WI Web Staff Report | 8/2/2011, 12:12 p.m.
Alcoa Mill Products has agreed to settle a discrimination case involving minorities who were denied jobs as material handlers at plant in Lancaster, Pa.
Alcoa, which holds contracts with the U. S. Army n excess of $50 million, is the world's largest producer of aluminum. However, the company will pay nearly $500,000 in back wages to 37 Hispanics and African-Americans as well as about $35,000 to two women, according to a statement issued by the U. S. Department of Labor.
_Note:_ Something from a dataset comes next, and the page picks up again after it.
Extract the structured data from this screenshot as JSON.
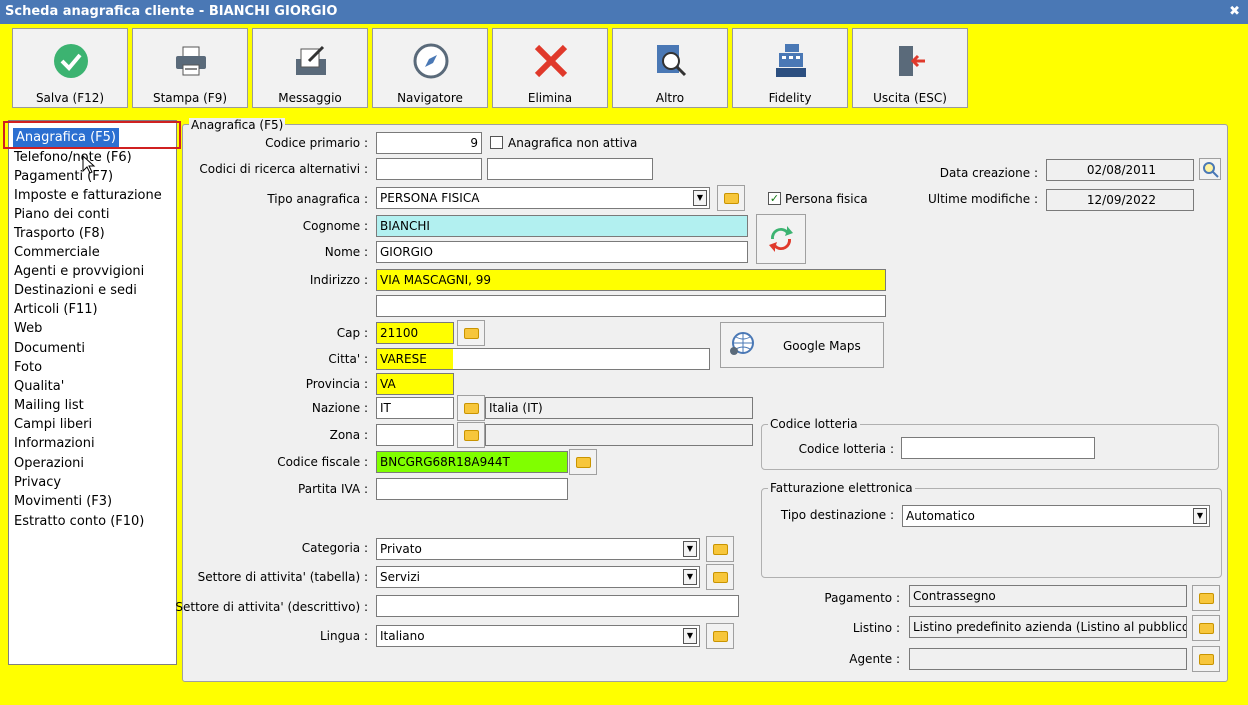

From 2009 to 2010, the department's Office of Federal Contract Compliance Programs (OFCCP) conducted a compliance review of the Lancaster manufacturing facility, and determined that Alcoa had failed to meet its obligations as a federal contractor. That involved ensuring that qualified job applicants received equal consideration for employment without regard to their sex, race, color, religion or national origin.
"No worker should be denied a job because of factors that have absolutely nothing to do with his or her ability to accomplish the work," said OFCCP Director Patricia Shiu. "I am glad we reached a fair settlement with Alcoa Mill Products, one that not only provides financial remedies for the affected victims, but also creates opportunities for good jobs."
In addition to agreeing to revise the way it selects material handlers, under the agreement with OFCCP, Alcoa will extend job offers to nine of the people discriminated against as positions become available. The company will also spend at least $20,000 on equal employment opportunity, anti-harassment and sensitivity training for its workforce, including all managers and human resources personnel involved in hiring.